Control is handled with three buttons, which greatly simplifies the Tatsunoko vs Capcom-02learning curve. It’s simplified even more thanks to the Wii’s Classic controller, GameCube controller, third-party arcade sticks and the regular Wii remote. You will love the character roster consisting of each companies’ top franchises such as Street Fighter, Rival Schools, Viewtiful Joe, Lost Planet, Darkstalkers/Vampire and Mega Man for Capcom while Tatsunoko is represented by Karas, Tekkaman, G-Force and Yatterman. There are other characters that can be unlocked via use of money (Zenny) earned in each game, which also will allow purchase of alternate endings, costume changes and other unlockable surprises.

The music is top-notch in each stage, but the intro and endings songs are fun to sing and dance to. In particular, the Gesellschaft (Clear Skies) and the Daigo Temple (Cherry Blossom) stages are favorites.
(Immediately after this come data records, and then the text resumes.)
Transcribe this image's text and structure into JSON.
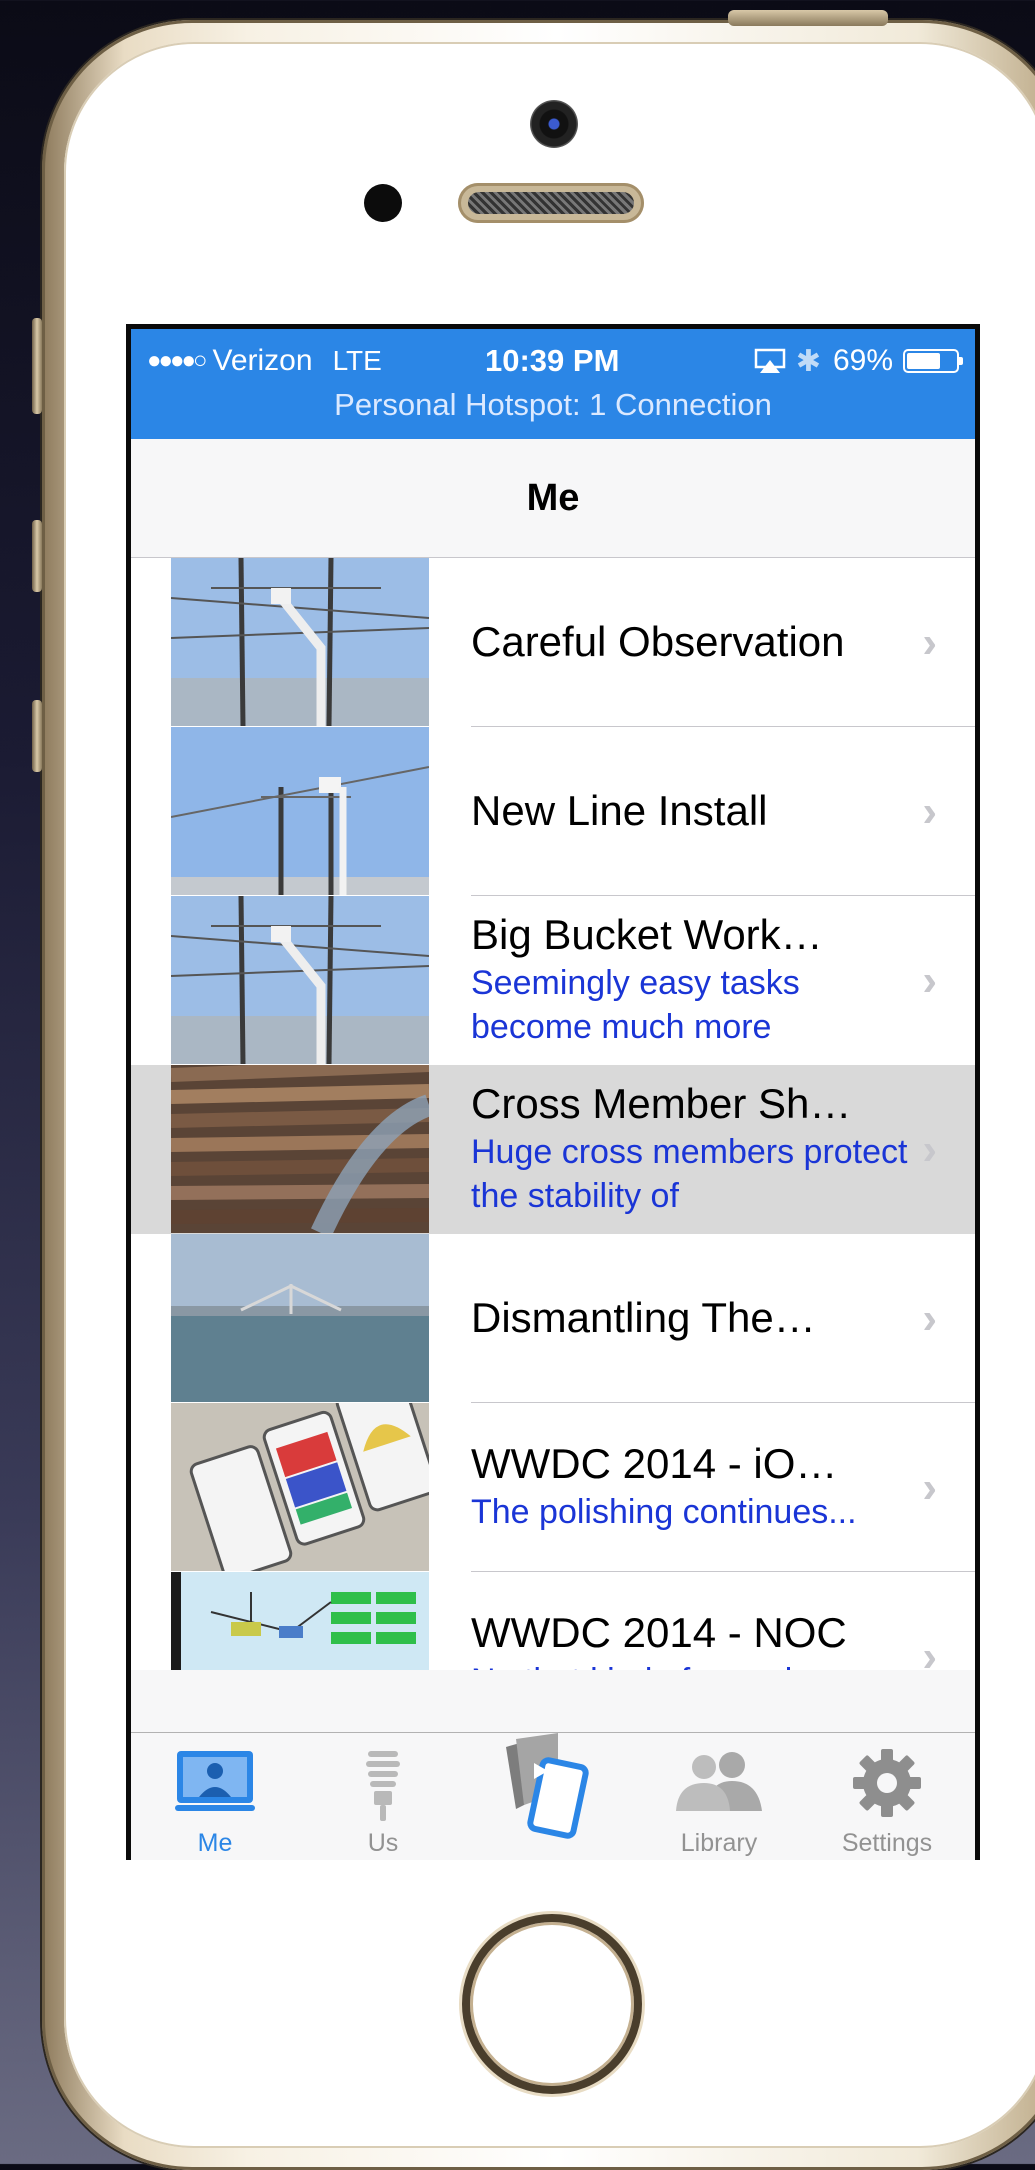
{
  "status_bar": {
    "signal_dots": "●●●●○",
    "carrier": "Verizon",
    "network": "LTE",
    "time": "10:39 PM",
    "battery_percent": "69%",
    "battery_level": 0.69,
    "hotspot": "Personal Hotspot: 1 Connection"
  },
  "nav": {
    "title": "Me"
  },
  "list": {
    "items": [
      {
        "title": "Careful Observation",
        "subtitle": "",
        "thumb": "sky-pole-bucket"
      },
      {
        "title": "New Line Install",
        "subtitle": "",
        "thumb": "sky-pole"
      },
      {
        "title": "Big Bucket Work…",
        "subtitle": "Seemingly easy tasks become much more",
        "thumb": "sky-pole-bucket"
      },
      {
        "title": "Cross Member Sh…",
        "subtitle": "Huge cross members protect the stability of",
        "thumb": "stacked-poles"
      },
      {
        "title": "Dismantling The…",
        "subtitle": "",
        "thumb": "bay-bridge"
      },
      {
        "title": "WWDC 2014 - iO…",
        "subtitle": "The polishing continues...",
        "thumb": "ios-slides"
      },
      {
        "title": "WWDC 2014 - NOC",
        "subtitle": "No that kind of speed",
        "thumb": "network-diagram"
      }
    ],
    "selected_index": 3
  },
  "tabbar": {
    "tabs": [
      {
        "label": "Me",
        "icon": "person-screen-icon",
        "active": true
      },
      {
        "label": "Us",
        "icon": "lightbulb-icon",
        "active": false
      },
      {
        "label": "",
        "icon": "media-tablet-icon",
        "active": false
      },
      {
        "label": "Library",
        "icon": "people-icon",
        "active": false
      },
      {
        "label": "Settings",
        "icon": "gear-icon",
        "active": false
      }
    ]
  },
  "colors": {
    "accent": "#2b86e6",
    "subtitle": "#1a35d6",
    "selected_row": "#d9d9d9"
  }
}
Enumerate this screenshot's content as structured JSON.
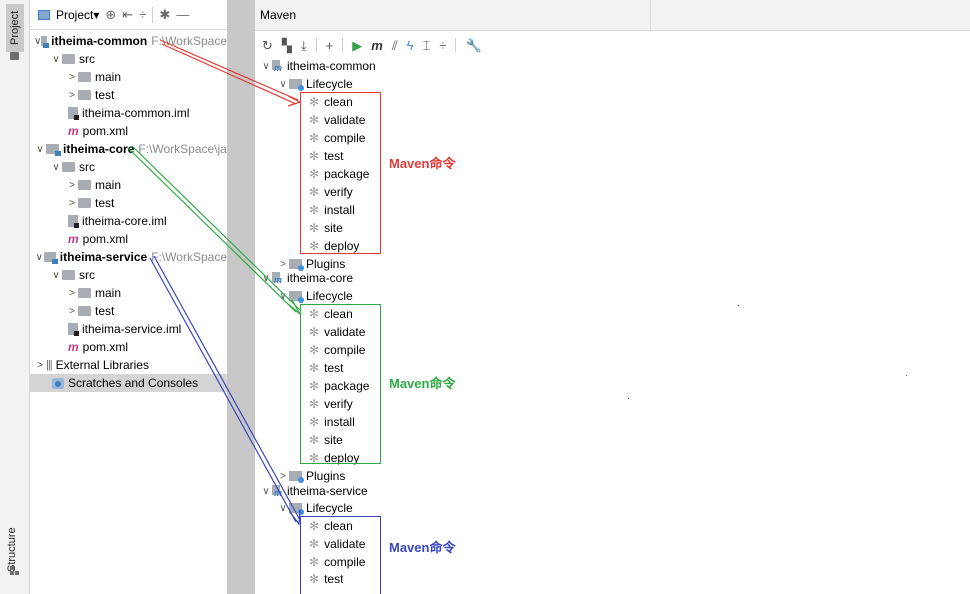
{
  "side_tabs": {
    "project": "Project",
    "structure": "Structure"
  },
  "project_panel": {
    "title": "Project▾",
    "toolbar_icons": [
      "target-icon",
      "collapse-icon",
      "expand-icon",
      "gear-icon",
      "minimize-icon"
    ],
    "tree": [
      {
        "label": "itheima-common",
        "path": "F:\\WorkSpace",
        "type": "module"
      },
      {
        "label": "src"
      },
      {
        "label": "main"
      },
      {
        "label": "test"
      },
      {
        "label": "itheima-common.iml"
      },
      {
        "label": "pom.xml"
      },
      {
        "label": "itheima-core",
        "path": "F:\\WorkSpace\\ja",
        "type": "module"
      },
      {
        "label": "src"
      },
      {
        "label": "main"
      },
      {
        "label": "test"
      },
      {
        "label": "itheima-core.iml"
      },
      {
        "label": "pom.xml"
      },
      {
        "label": "itheima-service",
        "path": "F:\\WorkSpace",
        "type": "module"
      },
      {
        "label": "src"
      },
      {
        "label": "main"
      },
      {
        "label": "test"
      },
      {
        "label": "itheima-service.iml"
      },
      {
        "label": "pom.xml"
      },
      {
        "label": "External Libraries"
      },
      {
        "label": "Scratches and Consoles"
      }
    ]
  },
  "maven_panel": {
    "title": "Maven",
    "toolbar_icons": [
      "refresh-icon",
      "generate-sources-icon",
      "download-icon",
      "add-icon",
      "run-icon",
      "maven-goal-icon",
      "toggle-offline-icon",
      "skip-tests-icon",
      "show-dependencies-icon",
      "collapse-all-icon",
      "settings-wrench-icon"
    ],
    "projects": [
      {
        "name": "itheima-common",
        "lifecycle_label": "Lifecycle",
        "plugins_label": "Plugins",
        "goals": [
          "clean",
          "validate",
          "compile",
          "test",
          "package",
          "verify",
          "install",
          "site",
          "deploy"
        ],
        "annotation": "Maven命令",
        "color": "#e53935"
      },
      {
        "name": "itheima-core",
        "lifecycle_label": "Lifecycle",
        "plugins_label": "Plugins",
        "goals": [
          "clean",
          "validate",
          "compile",
          "test",
          "package",
          "verify",
          "install",
          "site",
          "deploy"
        ],
        "annotation": "Maven命令",
        "color": "#2eaa44"
      },
      {
        "name": "itheima-service",
        "lifecycle_label": "Lifecycle",
        "goals": [
          "clean",
          "validate",
          "compile",
          "test"
        ],
        "annotation": "Maven命令",
        "color": "#3a45c0"
      }
    ]
  }
}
Tatsunoko vs. Capcom: Ultimate All-Stars is an answered prayer for fans of fighting games and anime. As a first-time connoisseur of this type of crossover, TvC is delightful game experience. As an otaku gamer, Capcom can work on my damn nerves at times with their no-thought decisions, but in this case, they worked with a renown anime company to bring a quality product to a system that was in SORE need of well-rounded games. Now only if Capcom can make amends with Keiji Inafune. They might be respected once more.

2UP EVALUATION

by Lyndsey Hicks
by Lyndsey Hicks

All of the razzle dazzle hype aside, Tatsunoko vs. Capcom is something I want to play. I’m already a fan of most Capcom fighting properties, and I love the Versus series, so I’m going to play whatever they come up with next to join forces with and create magic. In this case, it’s anime related as well, so there’s a winning combination all the way around.

I didn’t know much about Tatsunoko before playing the game, but after spending a little time immersed in the super sentai world, I learned that it’s something that’s compelling to return to time and time again. Nice mechanics, an Score-4-5interesting roster and gorgeous attention to detail with the environments and soundtrack make it a nice package. My only gripes are that the story doesn’t really make a whole lot of sense (really, Yami from Okami, Capcom? That’s it?), and that not knowing that much about Tatsunoko actually works against me. Other than that, there’s isn’t a reason why I wouldn’t play this constantly, even if it is a Wii exclusive. That’s just another reason to go out and buy the now-defunct console.

TvC trivia

* The original title for TvC was Tatsunoko vs. Capcom: Cross Generation of Heroes.

* While the game developers had the OK to add any character from Tatsunoko or Capcom, Tatsunoko did deny some choices because of licensing issues; originally, Phoenix Wright was suggested, but was pulled because of difficulties with finding proper attacks for him.

* Most video game reviewers such as G4’s Adam Sessler and IGN’s John Tanaka were doubtful about an outside-of-Japan release because of Tatsunoko’s final approved roster of characters. They were licensed in other countries, despite being owned by Tatsunoko, and the level of recognition of some characters was a concern.

* As of 2012, Capcom USA senior vice president Christian Svensson has stated that Capcom could no longer sell the game in physical or digital form because licensing rights with Tatsunoko expired.